Imagine that the head of your powerful family suffered bouts of insanity and that most of his grown children failed to produce legitimate heirs. This is what happened in England as King George III ruled the country. His subjects pinned all their hopes on Princess Charlotte, but when dreams failed them, all eyes turned to baby Victoria and the long wait until she reached the age of majority.
The Duchess of Kent had been praying for years that King William IV, George IV’s brother and successor, would die before her daughter Victoria reached the age of eighteen. She wanted to be regent in order to secure riches and power for herself and her beloved adviser, John Conroy. The king hated the duchess, and he was grimly intent on holding on to power. Victoria turned eighteen on May 24, and the king finally stopped fighting to live.—Becoming Queen Victoria by Kate Williams (Ballantine, 2016, prologue [paperback])
- Setting: first half of 1800s; England
- What the book is about: We learn why Victoria became the legitimate and accepted heir to the British Crown. The book is basically a dual biography: first of Princess Charlotte, daughter of the Prince of Wales and granddaughter of George III, and second of the early life of her much-younger cousin, Victoria.
- Genre: nonfiction, biography
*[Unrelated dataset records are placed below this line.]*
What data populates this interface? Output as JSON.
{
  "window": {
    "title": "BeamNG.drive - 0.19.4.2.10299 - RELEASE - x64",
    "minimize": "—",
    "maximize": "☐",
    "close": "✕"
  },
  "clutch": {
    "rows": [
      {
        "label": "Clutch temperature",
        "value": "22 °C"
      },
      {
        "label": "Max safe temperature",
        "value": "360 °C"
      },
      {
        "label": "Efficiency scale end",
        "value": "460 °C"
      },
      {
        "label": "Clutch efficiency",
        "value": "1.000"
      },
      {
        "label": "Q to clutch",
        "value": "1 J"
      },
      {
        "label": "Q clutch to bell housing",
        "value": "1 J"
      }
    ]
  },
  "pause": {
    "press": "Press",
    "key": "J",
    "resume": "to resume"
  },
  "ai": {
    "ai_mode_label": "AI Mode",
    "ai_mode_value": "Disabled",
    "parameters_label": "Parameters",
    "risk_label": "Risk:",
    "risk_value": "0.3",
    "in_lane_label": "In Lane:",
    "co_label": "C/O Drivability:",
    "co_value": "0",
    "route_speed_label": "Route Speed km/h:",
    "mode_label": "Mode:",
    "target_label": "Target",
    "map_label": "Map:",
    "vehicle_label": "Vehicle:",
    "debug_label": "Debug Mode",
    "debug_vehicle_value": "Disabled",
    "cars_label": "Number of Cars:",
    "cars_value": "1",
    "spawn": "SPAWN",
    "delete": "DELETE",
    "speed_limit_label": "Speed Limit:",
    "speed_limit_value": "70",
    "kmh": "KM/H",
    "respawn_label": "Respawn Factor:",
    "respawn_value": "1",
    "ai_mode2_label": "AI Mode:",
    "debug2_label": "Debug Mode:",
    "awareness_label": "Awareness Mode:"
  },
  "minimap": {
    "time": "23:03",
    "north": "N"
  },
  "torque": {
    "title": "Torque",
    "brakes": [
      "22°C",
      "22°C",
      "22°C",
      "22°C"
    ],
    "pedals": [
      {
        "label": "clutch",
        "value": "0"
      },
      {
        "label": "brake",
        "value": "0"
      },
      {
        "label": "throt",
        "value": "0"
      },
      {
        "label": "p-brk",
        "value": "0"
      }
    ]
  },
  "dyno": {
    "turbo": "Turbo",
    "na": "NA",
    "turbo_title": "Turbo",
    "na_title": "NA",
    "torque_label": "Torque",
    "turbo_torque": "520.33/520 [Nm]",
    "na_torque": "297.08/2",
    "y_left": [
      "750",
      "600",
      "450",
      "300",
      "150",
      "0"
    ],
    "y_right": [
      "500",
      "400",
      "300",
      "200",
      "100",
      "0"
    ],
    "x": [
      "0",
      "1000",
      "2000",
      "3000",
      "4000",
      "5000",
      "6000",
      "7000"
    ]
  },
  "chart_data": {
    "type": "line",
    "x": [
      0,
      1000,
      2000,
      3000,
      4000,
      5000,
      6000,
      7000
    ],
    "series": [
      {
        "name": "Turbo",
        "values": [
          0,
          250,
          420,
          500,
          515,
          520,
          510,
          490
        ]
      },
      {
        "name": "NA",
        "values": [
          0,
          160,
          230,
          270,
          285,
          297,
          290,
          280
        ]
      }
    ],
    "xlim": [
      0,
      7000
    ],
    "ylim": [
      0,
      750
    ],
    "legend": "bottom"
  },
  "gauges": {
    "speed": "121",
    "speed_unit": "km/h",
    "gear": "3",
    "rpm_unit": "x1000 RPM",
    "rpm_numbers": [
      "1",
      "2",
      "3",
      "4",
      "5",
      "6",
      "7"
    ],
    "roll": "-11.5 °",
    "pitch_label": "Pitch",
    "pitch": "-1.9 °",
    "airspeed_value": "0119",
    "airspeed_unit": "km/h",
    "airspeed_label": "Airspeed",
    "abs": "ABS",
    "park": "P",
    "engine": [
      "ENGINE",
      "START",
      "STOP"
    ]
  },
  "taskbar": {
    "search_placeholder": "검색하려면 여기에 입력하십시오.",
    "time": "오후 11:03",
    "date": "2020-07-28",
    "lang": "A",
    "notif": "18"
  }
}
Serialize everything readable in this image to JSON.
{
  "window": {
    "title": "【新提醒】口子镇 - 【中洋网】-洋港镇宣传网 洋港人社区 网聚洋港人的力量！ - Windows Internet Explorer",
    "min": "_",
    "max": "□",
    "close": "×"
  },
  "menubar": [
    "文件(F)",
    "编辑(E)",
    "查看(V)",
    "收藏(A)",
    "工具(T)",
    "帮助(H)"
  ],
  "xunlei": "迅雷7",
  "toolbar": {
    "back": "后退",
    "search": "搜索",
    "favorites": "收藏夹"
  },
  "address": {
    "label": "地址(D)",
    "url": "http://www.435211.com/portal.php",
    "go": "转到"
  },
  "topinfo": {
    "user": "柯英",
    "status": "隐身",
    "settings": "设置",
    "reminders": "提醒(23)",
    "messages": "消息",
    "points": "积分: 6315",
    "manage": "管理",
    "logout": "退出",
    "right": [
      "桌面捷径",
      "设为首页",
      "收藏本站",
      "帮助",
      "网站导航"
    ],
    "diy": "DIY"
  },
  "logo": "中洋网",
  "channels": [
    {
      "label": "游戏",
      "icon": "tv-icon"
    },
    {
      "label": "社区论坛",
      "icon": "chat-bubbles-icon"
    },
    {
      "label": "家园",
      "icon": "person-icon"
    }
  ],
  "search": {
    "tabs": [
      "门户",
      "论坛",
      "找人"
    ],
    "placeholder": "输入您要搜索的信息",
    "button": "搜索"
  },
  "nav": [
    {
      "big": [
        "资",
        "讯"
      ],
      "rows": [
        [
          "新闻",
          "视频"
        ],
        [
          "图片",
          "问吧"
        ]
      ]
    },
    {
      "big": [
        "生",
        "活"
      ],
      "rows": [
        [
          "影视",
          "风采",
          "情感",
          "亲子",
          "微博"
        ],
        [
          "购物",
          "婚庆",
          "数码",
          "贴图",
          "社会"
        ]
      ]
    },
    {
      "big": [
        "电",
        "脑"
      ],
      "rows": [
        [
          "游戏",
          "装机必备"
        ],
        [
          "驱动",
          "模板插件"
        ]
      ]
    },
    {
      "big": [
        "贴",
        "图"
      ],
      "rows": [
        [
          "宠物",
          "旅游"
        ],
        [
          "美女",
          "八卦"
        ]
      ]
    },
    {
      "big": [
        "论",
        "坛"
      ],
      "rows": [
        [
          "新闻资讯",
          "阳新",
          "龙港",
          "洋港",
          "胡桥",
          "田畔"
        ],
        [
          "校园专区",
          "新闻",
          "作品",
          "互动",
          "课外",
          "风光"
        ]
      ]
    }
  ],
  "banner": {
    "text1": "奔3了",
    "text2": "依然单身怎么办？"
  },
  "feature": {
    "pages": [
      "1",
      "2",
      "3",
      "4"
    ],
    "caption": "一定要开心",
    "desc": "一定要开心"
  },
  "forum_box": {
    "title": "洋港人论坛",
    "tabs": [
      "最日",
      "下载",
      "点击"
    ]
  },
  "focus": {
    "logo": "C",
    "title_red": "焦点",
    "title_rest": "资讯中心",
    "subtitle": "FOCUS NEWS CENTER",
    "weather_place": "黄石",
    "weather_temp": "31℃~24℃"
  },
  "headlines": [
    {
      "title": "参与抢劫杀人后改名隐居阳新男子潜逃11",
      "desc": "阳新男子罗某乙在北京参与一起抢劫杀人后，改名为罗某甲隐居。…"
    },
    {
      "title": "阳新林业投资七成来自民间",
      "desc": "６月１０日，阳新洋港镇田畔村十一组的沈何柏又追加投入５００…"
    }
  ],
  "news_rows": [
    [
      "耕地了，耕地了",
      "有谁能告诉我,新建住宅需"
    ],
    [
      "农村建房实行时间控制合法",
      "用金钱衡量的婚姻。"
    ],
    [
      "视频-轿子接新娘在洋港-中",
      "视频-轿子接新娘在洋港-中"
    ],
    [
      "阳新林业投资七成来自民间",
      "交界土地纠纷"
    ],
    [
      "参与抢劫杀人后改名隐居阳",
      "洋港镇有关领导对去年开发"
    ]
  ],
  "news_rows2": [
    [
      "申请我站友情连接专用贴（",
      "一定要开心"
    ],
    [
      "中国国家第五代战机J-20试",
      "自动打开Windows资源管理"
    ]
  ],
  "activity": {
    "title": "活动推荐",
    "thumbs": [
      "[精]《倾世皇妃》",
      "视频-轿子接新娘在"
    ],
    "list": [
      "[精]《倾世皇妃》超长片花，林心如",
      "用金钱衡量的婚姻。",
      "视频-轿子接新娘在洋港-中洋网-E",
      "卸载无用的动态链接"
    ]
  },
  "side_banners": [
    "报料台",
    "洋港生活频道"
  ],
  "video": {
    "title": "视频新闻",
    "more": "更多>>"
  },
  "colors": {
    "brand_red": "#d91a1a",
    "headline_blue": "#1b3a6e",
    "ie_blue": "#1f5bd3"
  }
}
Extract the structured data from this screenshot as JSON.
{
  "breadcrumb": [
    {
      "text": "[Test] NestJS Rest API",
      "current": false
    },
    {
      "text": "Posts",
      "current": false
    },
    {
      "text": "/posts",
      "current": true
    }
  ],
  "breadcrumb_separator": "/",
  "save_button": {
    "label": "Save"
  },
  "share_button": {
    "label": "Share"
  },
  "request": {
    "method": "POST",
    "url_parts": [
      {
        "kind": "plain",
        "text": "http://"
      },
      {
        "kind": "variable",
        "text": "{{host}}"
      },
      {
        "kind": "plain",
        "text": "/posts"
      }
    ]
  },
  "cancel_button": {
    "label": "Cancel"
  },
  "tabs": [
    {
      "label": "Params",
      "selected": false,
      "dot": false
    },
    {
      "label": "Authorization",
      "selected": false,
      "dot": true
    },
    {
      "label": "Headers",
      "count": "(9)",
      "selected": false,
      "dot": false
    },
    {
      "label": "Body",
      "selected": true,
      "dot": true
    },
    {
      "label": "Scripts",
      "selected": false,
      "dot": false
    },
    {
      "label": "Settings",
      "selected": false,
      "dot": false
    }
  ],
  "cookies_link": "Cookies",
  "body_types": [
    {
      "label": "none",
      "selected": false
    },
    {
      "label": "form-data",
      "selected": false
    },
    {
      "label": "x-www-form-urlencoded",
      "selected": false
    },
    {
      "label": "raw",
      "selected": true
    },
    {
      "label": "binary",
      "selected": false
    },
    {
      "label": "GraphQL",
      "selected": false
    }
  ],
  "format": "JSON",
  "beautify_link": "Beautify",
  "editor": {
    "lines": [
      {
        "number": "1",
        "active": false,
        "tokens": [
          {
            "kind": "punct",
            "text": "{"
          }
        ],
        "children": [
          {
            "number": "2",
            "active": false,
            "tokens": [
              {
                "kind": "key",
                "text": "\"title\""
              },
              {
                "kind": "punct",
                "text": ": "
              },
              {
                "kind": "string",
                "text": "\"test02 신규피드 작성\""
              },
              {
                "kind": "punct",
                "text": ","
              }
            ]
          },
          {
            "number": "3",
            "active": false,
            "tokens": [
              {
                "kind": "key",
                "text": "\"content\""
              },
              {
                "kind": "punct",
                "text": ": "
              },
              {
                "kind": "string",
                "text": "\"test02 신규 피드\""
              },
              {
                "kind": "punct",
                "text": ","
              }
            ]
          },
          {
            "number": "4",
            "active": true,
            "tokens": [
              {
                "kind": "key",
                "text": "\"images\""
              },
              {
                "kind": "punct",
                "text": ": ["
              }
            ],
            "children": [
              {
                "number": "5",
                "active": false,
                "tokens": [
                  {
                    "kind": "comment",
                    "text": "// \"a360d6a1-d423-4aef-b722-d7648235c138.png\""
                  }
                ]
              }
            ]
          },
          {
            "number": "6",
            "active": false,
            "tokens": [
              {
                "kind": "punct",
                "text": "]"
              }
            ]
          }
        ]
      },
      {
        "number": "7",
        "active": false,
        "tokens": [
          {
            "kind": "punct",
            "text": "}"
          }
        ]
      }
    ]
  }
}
- General thoughts: Very readable and accessible account of the lives of two women who were born to reign. Williams relies on a variety of firsthand and eyewitness accounts to describe one of the most dysfunctional families ever. It's amazing that Britain survived the Georges—especially during a time of rebellion and a general movement to democracy—to flourish into a worldwide empire under the direction of Victoria. I had never heard of Charlotte and found her story to be fascinating.
- Thoughts on the audiobook: I listened to the unabridged audiobook (Random House Audio; 14 hr, 33 min), read by Katharine McEwan. McEwan's performance was engaging with good expression and pacing. She kept my attention and did a good job of signaling quotations and extracts. I appreciated the fact that McEwan remembered she was reading nonfiction and thus did not try to dramatize the principal players, yet her performance was easy to listen to, and I finished the audiobook in a matter of days.
- Recommendations: Kate Williams's Becoming Queen Victoria would be a good pick for fans of biography and British history. It is also an easy way to gain some insight into Victoria's extended family before the PBS show about her life starts later this month. Audiobook fans shouldn't hesitate to listen (hit play to hear a clip).